After she is involved in a horrific car accident, Mia (Chloe Grace Moretz) flashes back over her life, and the people in it, as she has to decide whether to fight for her life, or simply slip away.
Based on yet another YA novel, If I Stay actually tries to deal with an interesting theme; what we do when those we love have been taken from us, and life as we know it has been utterly changed. This is the challenge that faces young Mia after her family is involved in a deadly car crash but, unlike most of the world, she is aware of the choice that she faces, and the consequences of the decision she makes.
Chloe Grace Moretz has proven time and again that she is capable of great performances, so Mia is not really a stretch for the actress; she manages the character well, making her likeable and relatable, while capturing the feel of first love and first heartbreak. Jamie Blackley makes Adam – the love interest – a well rounded and engaging character, and for the first time in what feels like forever, the relationship between these two characters actually feel as though it is well balanced and they are allowed to be each other’s equal. The rest of the cast is made up of Mirielle Enos as Mia’s mum Kat, Joshua Leonard as Mia’s father Denny, Stacey Keach as Mia’s grandfather and Liana Liberato as Kim.

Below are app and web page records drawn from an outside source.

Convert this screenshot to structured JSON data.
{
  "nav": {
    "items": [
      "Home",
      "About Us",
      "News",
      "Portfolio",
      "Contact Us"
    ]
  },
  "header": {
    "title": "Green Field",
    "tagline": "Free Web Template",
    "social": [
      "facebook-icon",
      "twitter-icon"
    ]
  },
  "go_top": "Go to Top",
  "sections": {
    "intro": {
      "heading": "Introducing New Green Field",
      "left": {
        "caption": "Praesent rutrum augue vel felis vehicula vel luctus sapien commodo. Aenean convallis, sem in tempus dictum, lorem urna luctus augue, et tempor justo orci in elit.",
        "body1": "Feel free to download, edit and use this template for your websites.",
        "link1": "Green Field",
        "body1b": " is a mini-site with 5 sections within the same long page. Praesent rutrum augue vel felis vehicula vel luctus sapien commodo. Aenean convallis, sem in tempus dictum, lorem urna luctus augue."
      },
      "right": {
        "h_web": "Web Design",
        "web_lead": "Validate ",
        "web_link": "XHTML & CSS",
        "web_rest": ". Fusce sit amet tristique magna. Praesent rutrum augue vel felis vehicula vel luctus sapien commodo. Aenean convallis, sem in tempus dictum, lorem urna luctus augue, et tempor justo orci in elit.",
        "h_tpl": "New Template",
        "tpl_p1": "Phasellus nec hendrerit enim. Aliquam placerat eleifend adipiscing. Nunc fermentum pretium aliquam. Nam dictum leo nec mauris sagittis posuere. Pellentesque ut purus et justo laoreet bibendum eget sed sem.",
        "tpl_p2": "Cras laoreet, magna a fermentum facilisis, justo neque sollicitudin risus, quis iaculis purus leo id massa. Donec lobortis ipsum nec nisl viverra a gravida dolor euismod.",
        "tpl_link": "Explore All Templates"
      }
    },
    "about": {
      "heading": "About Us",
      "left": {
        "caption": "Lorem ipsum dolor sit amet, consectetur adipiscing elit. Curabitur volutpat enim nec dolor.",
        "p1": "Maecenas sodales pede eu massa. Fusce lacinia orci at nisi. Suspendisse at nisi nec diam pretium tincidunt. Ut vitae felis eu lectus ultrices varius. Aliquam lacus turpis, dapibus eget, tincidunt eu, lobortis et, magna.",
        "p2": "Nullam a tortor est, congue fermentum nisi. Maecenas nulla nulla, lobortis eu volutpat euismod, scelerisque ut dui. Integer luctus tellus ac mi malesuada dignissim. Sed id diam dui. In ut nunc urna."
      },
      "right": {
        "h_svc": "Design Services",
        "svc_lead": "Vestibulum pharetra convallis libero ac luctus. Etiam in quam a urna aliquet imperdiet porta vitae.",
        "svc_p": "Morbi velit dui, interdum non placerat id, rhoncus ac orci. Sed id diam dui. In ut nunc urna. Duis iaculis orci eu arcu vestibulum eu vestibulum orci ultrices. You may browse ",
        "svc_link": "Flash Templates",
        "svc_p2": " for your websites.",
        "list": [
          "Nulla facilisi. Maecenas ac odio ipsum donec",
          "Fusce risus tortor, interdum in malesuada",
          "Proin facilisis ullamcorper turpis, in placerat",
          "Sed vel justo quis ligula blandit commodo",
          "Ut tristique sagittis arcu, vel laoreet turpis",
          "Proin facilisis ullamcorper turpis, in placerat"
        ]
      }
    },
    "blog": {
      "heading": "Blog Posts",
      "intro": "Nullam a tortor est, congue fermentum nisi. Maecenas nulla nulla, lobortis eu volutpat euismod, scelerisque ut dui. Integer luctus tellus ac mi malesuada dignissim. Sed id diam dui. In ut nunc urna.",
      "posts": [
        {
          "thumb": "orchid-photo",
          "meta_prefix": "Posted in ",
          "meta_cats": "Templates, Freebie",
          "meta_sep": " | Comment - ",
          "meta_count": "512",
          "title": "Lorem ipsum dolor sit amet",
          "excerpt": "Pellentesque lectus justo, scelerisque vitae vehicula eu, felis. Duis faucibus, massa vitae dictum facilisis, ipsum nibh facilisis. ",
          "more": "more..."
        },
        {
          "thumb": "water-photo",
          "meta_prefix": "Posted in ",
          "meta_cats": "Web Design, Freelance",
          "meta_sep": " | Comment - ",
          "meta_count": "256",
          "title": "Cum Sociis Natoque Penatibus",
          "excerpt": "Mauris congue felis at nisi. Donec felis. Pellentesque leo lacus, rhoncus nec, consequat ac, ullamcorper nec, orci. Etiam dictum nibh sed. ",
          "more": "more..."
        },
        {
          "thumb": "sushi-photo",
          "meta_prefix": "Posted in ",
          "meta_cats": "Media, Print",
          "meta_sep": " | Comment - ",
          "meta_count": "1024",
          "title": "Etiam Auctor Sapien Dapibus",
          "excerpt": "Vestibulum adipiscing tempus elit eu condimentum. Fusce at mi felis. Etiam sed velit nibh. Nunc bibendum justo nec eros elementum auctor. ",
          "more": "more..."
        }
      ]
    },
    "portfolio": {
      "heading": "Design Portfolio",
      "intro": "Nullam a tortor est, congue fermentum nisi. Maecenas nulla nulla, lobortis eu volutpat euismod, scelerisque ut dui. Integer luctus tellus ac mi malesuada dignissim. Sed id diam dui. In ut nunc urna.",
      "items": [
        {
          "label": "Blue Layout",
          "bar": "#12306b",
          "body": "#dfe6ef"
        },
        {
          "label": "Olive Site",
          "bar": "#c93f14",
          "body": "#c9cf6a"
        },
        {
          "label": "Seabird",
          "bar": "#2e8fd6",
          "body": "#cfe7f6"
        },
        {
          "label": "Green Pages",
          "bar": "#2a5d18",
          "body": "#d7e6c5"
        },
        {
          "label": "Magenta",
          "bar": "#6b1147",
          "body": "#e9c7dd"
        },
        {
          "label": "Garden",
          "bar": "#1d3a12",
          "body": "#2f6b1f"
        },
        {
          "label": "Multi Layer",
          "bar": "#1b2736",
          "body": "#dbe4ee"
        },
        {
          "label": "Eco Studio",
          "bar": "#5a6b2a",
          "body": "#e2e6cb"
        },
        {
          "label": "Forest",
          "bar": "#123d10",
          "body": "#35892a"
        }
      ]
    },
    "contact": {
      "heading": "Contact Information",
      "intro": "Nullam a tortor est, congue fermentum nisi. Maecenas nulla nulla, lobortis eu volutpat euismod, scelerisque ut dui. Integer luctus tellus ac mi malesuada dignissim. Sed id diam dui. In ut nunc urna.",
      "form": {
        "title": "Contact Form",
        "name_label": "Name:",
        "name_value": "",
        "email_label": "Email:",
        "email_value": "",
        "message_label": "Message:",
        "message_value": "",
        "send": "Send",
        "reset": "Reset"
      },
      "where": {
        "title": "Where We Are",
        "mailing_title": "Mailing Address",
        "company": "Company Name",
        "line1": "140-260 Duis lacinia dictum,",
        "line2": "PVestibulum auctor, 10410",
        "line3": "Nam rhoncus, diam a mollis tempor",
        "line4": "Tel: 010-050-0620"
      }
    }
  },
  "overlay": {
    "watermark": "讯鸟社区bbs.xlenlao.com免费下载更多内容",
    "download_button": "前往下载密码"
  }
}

The story is really rather straightforward; young couple breaks up only to be brought back together as one of them is on the brink of death, but telling the tale backwards – as Mia flashes back over her life – makes a familiar yarn that little bit more engaging. There is nice chemistry between the two leads, and their passion for their lives apart from one another is the cause of most of their passion and most of their arguments. That said, the dialogue is rather forgettable – although there are some lines that are incredibly cringey – and there are times when the audience is left to wonder whether striving to live for the sake of an ex-boyfriend is really a life worth living. However, this is a tween romance, so there is bound to be angst and some odd decisions.
Director RJ Cutler doesn’t really leave a lasting impression on the film, other than allowing the schmaltz and perfect lives of the characters to take centre stage. The ‘ghost’ element of the story weakens the tale, as does the thin examination of Mia’s life and her reasons for living. There are moments that tug on the heartstrings, but these mostly come too late to save the film from falling victim to its own saccharine.
In all, If I Stay tries to be a different approach to a love story, but ends up being too sweet, too thin and too reminiscent of Love Story. Moretz and Blackley do well, but If I Stay is not the story that is going to restore our faith in love, rather it celebrates the idea that we, as people, feel the need to keep fighting for life. This is not a bad message by any stretch of the imagination, but it is perhaps not the one that the film set out to convey.